COLLECTCTORS’ EDITION • From the old to the unusual to the bizarre, what is it that motivates the rarefied pursuit of collecting objects? For the aficionados soon to be unraveled on these pages, their collectibles are more than mere things – they are priceless treasures and extensions of who they are.
‘OLD CARS MAKE ME NOSTALGIC’ • A vintage car collector in Mauritius says nothing can beat driving an old car through the swaying sugarcane fields near his home.
‘SURROUNDED BY THE RICHEST PEOPLE IN THE WORLD’ • An entrepreneur in Ghana collects and frames FORBES AFRICA magazines.
BIG CHEESE • Jo and Brian Dick sell artisanal cheese and some good old-fashioned family service out of their corner store in Johannesburg.
WHAT MAKES A GOOD SLICE OF CHEESE?
WALL STREET’S BEST DEALMAKER • Orlando Bravo peaked as a competitive tennis player as a junior in the 1980s, but he is the undisputed world champion in a far more lucrative game: private equity.
BY TSHWANE TRADE AND INVESTMENT SUMMIT • 2019 TSHWANE TRADE AND INVESTMENT SUMMIT (TTIS 2019) BOOSTS INVESTMENT AND JOBS
HEELS ON WHEELS • The freight and logistics sector is changing face. More women are at the helm – and speeding ahead.
ATALL ORDER • Conserving wildlife has become more complicated but technology like drones, satellite-tracking and other connected platforms are now helping, for example, to boost the global giraffe population.
WHAT’S BREWING INTOKYO • Japan, a tea-drinking nation, is one of South Africa’s biggest importers of rooibos tea.
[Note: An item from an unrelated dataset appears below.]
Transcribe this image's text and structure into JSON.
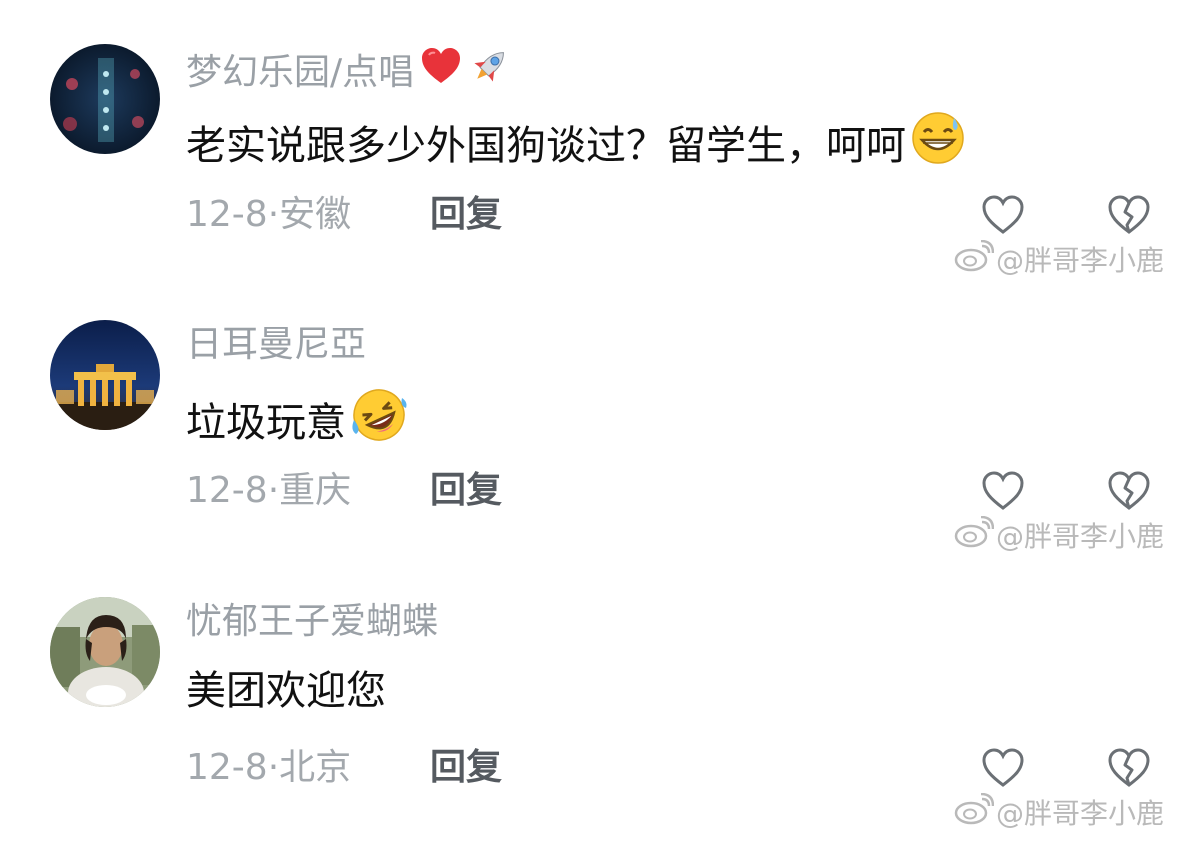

In 2018, a record high of 2,000 tonnes of the homegrown blend was shipped off to the land of the rising sun.
COLORS FOR MANDELA • The world of comic books is dominated by stories from the West. Two South African brothers are helping reshape that narrative with a central character inspired by the iconic hero.
‘LIFE IS A SERIES OF LESSONS FOLLOWED BY REWARDS’ • Peter Hayward, of Hayward’s Grand Safari Company, on investing in his vision and hosting presidents, royalty and world leaders in luxurious settings in some of the most remote wildlife reserves on the planet.
THE FINANCIAL CRISIS THAT ALMOST ENDED A BILLION DOLLAR BUSINESS • Eddie C Brown, Brown Capital Management
COMING HOME TO AFRICA • Prince Jaime de Bourbon de Parme of the Netherlands, who recently visited South Africa, reflects on the inclusion of refugees, his conversation with Nelson Mandela, and his experiences with his aunt, former Queen Beatrix.
Sanlam & NASASA launch NASASA Financial Services for stokvels
DOWN TO EARTH • Star Trek’s Captain James Kirk, William Shatner, who touched down in South Africa recently, reflects on the technological revolution he has witnessed and what humanity needs now.
Suit YOURSELF • A suit needn’t necessarily be formal. Men’s fashion has moved on, and so has officewear.